Video CameraHaving a plan for your corporate video production is smart. Sticking with that plan… might be overrated.

I love clients who have it all figured out. This is what we’re going to shoot and when we’re going to shoot it. This is who we’re going to interview and what they’re going to say. I love that commitment to preparation.

The clients I love even more are the ones who make those plans, but are always ready to adjust when things don’t work out the way they were planned.

Corporate video production and Murphy

We have a client like that. Getting a spreadsheet filled with shoot times. Having three scripts for three videos that have been written in advance by the client. Come on… that’s pretty impressive.

Even more impressive is the client’s attitude. I believe she once said something to the extent of, “But I’m good with whatever happens.”

That’s my message for you today. Your production plan isn’t going to go as planned. Weather? Murphy’s law? Something else? Maybe… video shoots are unpredictable.

That doesn’t mean you shouldn’t prepare. Having a solid game plan often makes the adjustment easier, but the willingness to change on the fly can often make or break your video in the end.

Don’t Panic, this should be fun

It can sound a little scary. Coordinating schedules, getting everything set-up, making sure all the moving parts are working toward your goal for the video. Doing all of that and knowing it could change on a dime. You know what though? That’s usually when things get really good, so go with the flow.

Producing a video is fun. It’s exciting, and when you complete the video… quite satisfying. You can even minimize all of that planning by hiring a video pro to take care of it for you.

Don’t be afraid of last minute changes. That spontaneity can lead to great moments. Let them happen.

–Tony Gnau

Tony Gnau is a three-time Emmy-winning journalist.

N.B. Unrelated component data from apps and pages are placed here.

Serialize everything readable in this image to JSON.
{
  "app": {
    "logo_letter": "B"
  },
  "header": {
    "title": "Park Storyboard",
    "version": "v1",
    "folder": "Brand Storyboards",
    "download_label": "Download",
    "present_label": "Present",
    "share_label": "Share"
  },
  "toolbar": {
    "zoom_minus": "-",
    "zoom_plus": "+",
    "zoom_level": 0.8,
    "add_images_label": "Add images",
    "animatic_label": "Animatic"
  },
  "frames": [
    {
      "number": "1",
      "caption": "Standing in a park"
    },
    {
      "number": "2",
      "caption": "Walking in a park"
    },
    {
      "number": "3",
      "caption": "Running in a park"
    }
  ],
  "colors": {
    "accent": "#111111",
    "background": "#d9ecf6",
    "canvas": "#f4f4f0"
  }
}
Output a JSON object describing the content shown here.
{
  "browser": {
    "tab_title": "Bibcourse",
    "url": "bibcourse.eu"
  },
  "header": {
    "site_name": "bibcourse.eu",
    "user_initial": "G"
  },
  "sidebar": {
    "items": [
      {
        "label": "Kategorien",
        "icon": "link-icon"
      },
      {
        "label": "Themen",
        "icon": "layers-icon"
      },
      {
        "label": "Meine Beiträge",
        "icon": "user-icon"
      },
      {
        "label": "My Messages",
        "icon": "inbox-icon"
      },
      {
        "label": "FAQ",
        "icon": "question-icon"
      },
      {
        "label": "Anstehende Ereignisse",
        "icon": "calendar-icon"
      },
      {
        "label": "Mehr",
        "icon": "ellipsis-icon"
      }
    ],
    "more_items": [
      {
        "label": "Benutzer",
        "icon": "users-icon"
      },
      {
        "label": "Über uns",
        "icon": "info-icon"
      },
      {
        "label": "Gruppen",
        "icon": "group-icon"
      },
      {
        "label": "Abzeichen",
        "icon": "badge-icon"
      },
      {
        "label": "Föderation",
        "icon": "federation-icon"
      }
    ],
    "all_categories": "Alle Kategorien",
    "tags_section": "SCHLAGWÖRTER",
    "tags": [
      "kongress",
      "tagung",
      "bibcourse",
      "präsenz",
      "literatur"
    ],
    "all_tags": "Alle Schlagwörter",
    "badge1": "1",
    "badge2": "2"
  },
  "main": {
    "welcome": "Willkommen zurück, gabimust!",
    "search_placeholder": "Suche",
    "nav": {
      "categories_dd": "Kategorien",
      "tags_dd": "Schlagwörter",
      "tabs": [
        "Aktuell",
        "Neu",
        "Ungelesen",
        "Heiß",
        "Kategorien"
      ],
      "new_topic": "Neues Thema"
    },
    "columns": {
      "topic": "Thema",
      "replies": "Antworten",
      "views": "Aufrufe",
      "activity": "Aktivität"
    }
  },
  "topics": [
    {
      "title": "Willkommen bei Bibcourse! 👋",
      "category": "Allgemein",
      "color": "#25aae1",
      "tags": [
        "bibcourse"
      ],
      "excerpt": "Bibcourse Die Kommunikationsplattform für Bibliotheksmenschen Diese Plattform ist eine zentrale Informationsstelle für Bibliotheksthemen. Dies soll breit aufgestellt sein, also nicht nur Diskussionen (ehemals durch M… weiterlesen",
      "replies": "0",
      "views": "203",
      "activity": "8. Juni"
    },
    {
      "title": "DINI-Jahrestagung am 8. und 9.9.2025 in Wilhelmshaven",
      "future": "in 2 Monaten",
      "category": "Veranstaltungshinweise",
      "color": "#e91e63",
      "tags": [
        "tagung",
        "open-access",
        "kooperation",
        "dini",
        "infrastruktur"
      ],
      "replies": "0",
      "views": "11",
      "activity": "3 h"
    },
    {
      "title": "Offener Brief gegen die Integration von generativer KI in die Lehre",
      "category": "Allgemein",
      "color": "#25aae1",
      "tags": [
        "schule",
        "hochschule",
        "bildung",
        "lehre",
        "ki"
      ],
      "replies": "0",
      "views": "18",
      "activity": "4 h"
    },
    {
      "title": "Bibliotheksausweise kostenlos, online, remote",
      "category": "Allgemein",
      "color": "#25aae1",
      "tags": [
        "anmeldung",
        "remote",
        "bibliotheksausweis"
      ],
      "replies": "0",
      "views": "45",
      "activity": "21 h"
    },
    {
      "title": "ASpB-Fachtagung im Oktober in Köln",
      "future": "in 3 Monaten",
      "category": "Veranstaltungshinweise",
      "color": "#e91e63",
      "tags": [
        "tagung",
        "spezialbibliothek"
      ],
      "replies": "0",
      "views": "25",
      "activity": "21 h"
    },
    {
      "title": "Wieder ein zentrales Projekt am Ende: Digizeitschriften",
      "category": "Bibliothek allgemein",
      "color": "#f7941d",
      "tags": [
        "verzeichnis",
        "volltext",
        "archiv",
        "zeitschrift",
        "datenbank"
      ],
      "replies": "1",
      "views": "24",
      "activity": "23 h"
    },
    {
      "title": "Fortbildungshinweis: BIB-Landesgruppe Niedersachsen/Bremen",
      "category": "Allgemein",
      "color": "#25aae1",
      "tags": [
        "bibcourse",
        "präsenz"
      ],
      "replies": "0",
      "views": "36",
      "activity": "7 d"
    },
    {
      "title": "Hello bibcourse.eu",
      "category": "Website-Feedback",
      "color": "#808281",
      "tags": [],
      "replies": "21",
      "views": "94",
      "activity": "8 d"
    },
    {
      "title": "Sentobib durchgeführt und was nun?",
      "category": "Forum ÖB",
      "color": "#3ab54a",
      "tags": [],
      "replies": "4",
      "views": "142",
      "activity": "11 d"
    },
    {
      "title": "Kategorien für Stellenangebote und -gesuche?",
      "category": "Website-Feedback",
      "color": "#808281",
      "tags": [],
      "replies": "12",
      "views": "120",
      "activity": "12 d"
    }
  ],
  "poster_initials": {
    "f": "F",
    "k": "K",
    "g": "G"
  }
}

He is also the founder and chief storytelling officer at T60 Productions. T60 has won 11 Telly Awards for its work over the last eight years.